_REQUIREMENT_
Copy each line of the entries below that contains the string "client".
========
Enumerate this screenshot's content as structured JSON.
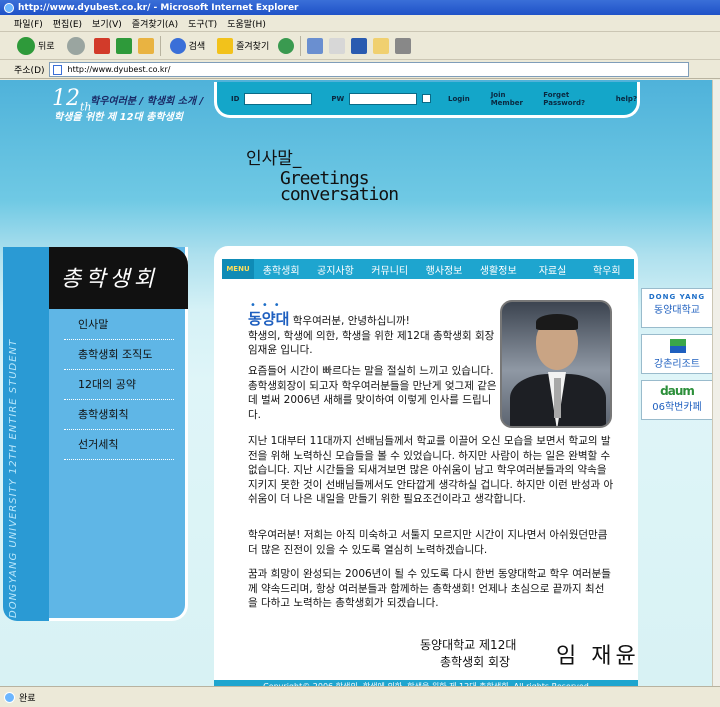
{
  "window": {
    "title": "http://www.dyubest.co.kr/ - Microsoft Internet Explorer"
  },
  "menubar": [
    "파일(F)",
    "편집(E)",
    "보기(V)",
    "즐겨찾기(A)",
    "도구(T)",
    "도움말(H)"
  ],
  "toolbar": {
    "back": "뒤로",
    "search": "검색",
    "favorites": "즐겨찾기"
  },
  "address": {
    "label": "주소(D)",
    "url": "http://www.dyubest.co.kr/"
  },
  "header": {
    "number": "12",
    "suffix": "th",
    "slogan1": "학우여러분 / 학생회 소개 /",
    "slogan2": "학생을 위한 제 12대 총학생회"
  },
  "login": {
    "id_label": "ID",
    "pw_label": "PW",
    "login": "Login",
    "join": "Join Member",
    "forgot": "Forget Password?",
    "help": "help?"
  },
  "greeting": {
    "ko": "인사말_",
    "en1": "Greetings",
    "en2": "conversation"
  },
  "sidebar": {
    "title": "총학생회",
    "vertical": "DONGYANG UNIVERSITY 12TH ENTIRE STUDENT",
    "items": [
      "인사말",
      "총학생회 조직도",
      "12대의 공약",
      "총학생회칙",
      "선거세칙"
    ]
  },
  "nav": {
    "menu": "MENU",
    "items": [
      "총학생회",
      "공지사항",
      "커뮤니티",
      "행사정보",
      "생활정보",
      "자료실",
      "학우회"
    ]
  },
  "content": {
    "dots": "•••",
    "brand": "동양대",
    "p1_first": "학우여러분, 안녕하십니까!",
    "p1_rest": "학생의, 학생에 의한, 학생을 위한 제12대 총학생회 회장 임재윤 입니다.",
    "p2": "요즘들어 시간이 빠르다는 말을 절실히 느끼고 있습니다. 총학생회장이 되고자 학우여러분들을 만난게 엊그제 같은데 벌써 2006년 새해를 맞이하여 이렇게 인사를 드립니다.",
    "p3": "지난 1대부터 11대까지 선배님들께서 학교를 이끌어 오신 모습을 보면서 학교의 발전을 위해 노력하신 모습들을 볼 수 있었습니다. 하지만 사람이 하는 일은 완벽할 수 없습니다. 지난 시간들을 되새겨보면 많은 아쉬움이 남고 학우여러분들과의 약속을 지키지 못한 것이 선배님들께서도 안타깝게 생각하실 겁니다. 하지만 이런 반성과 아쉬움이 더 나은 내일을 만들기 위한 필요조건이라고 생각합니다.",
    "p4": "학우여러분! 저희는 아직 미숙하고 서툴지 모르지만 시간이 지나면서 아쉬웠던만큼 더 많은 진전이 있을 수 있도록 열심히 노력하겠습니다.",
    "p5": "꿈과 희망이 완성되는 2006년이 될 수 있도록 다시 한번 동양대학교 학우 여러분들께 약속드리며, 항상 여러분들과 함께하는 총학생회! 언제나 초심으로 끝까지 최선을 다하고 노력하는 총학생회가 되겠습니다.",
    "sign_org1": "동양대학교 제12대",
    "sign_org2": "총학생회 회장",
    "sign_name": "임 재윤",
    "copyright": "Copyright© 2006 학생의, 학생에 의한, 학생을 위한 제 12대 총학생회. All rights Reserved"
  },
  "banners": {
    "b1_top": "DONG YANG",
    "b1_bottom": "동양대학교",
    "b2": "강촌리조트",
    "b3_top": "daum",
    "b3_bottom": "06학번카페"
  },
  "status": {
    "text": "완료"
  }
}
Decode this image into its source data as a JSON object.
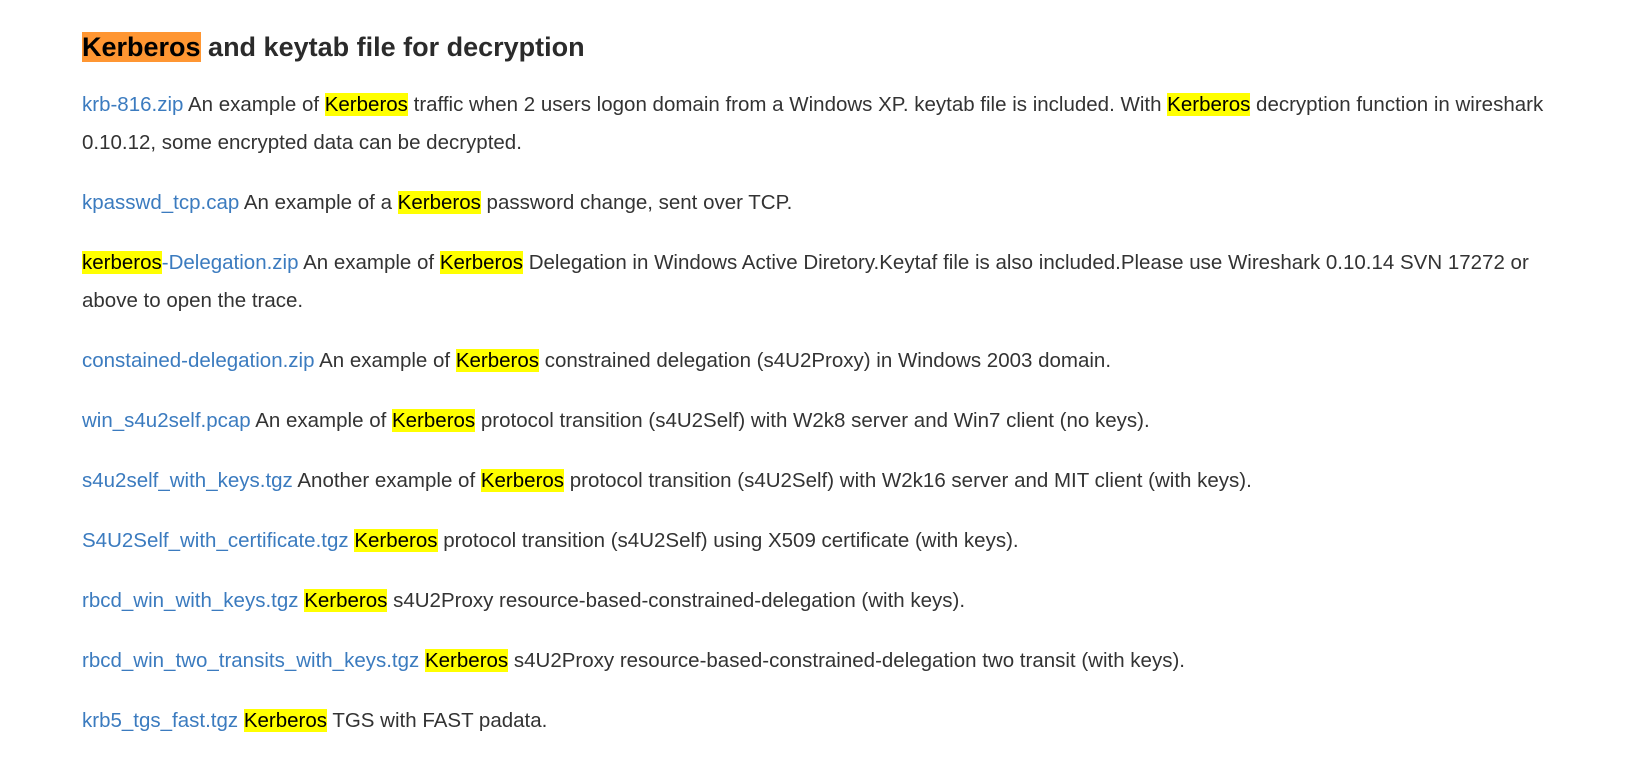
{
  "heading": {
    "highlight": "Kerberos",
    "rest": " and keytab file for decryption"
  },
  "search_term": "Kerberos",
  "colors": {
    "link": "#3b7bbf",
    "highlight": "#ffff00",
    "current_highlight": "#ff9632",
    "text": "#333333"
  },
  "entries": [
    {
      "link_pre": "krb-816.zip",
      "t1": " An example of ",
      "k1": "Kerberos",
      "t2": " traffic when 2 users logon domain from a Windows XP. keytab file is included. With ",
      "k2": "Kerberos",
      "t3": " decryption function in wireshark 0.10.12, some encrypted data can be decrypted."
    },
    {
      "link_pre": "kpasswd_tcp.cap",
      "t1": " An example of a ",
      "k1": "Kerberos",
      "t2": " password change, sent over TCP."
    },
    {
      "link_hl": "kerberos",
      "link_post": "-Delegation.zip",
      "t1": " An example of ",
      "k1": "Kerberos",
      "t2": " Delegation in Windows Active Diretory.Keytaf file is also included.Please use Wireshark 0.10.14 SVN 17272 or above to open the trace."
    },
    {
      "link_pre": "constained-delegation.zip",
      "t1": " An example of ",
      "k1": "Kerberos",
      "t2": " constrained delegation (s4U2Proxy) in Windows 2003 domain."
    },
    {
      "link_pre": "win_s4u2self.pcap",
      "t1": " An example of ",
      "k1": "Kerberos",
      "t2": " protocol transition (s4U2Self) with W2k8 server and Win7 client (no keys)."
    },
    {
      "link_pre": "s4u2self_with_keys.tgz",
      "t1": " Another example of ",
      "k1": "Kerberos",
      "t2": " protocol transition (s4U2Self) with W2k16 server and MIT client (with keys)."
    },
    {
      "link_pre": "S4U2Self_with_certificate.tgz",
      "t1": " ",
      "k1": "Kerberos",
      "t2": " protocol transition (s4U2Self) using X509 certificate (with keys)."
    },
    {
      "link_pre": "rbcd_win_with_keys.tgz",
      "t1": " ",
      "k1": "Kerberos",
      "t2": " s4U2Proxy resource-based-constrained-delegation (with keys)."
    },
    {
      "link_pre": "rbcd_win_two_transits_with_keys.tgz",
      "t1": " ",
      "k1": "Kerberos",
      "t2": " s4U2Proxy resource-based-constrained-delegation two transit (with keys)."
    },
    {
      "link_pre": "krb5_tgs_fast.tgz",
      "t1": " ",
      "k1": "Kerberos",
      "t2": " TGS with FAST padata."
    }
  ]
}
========
_TASK RESPONSE_
      "t2": " protocol transition (s4U2Self) with W2k8 server and Win7 client (no keys)."
      "t2": " protocol transition (s4U2Self) with W2k16 server and MIT client (with keys)."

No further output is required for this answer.